VERGENNES — A happy accident in a Vergennes Union High School hallway led to a gathering in the school library that on Nov. 2 united and honored dozens of current and former long-term VUHS staff members.
All, from food service workers to foreign language teachers, had worked at VUHS for at least 15 years, under the terms set out on the Ray E. Davison Tribute plaque — which school librarian and media specialist Chris Brady recently found by chance.
Brady came across the plaque, intended to honor school employees with 15 years of service but forgotten since 1985, when VUHS athletic director Peter Maneen was working in one of the school trophy cases.
“He was just sort of rearranging things, and I just sort of spotted it in the back,” Brady said.
The plaque carries the name of the late, much-admired Davison, who spent 35 years in public education, much of it locally, as teacher, guidance counselor and administrator. He also served as the longtime deputy chief of the Vergennes Fire Department.
Although VUHS does have ways to recognize long-term employees, the Davison plaque struck Brady as a good extra way to do so — and to reconnect former staff members with the current school community.
He soon hatched a plan to gather as many as possible of the employees who have amassed 15 years of service to VUHS since 1985.

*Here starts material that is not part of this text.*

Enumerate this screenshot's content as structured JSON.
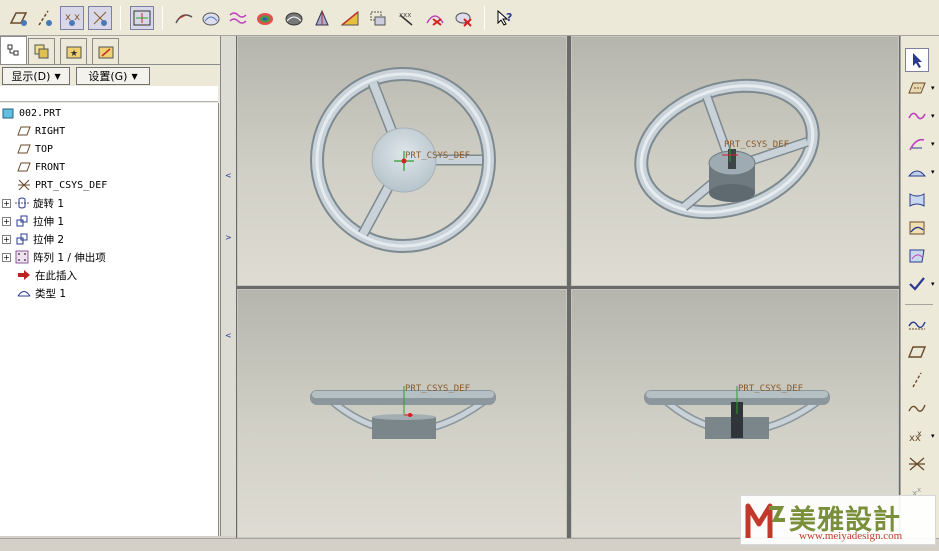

“The plaque just got me thinking,” said Brady. “The Davison tribute seemed to be the only physical artifact in the school that recorded, displayed and honored the service and commitment of longtime VUHS staffers.”
The school administration agreed to set aside an hour on Nov. 2, which was an in-service day at VUHS, to recognize the group, and Brady enlisted guidance counselor Angela Gilbeau to track down and invite those who had retired.
“She really put things together, the outreach,” Brady said.
At 9:30 a.m., the entire school community packed the library to recognize their long-serving current and former co-workers, some of them posthumously.
One who attended was former English teacher and department head Ann Sullivan, a Panton resident whose fulltime career at VUHS ended a half-dozen years ago after 38 years.
Sullivan said she was thrilled by the event.
“I think it was one of the nicest things to ever happen to me professionally and personally,” Sullivan said.
Sullivan described a “feeling of euphoria” among her former colleagues, almost all of whom in the area attended.
“I think to a person, the teachers that were there … felt the same way,” she said. “It was a treat to see all those people who were there 10, 20, 30 years on every day.”
Sullivan said she was thrilled to see secretaries, bus drivers and kitchen workers who would “slip me a cookie” or a cup of coffee in the morning.
“They were all part of the family,” she said. “That was the best part, that it was everyone.”
Brady had a message for the gathering that morning.
“We … are responsible for nurturing thousands of students who have gone on to be successful productive members of our society,” he said.
“Our efforts over the years have contributed to the dreams and aspirations of nurses, teachers, farmers, doctors, lawyers, politicians, mechanics, plumbers, builders, planners, managers, musicians, artists, sculptors, scientists, parents, firefighters, soldiers, sailors, pilots, police officers and hundreds of other positions that span the spectrum of occupational pursuits. The work done here, by us, is unquestionably noble, altruistic and worthy of praise and recognition.”
Those honored on that Friday had their names inscribed on a second plaque. Both plaques as of late last week were still in the library, and Brady said they will not be forgotten this time around.
Brady said Sullivan provided a perfect example of something else he hoped to accomplish. He noted Sullivan was a member of the school’s first graduating class, in 1960, and that her children and grandchildren attended VUHS.
Brady said like many community schools, multiple generations of families — including those of teachers such as Sullivan — attend VUHS.
“I think it is important for the people working here now to get a sense of the history,” he said.
Brady also took advantage of the occasion to announce a significant donation by one of the former employees, library aide Lenore Morse. Morse will donate her collection of thousands of books — mostly “contemporary fiction, non-fiction and biographies,” Brady said — to the library. The books will be embossed with her initials.
Also, Brady said the remarks the honorees made when each was introduced in turn alphabetically made it clear they appreciated the event.
“People were as pleased as can be to be invited back,” he said. “They were just pleased to be remembered.”
Sullivan said she felt reconnected to the school, although she remains in touch with many of her former colleagues and classmates.
And she said the event added to her sense of pride in a school that has increasingly been recognized in Vermont for its quality.
“Our reputation has increased tremendously as a school,” she said. “To be part of that has been great.”
Andy Kirkaldy may be reached at email@example.com.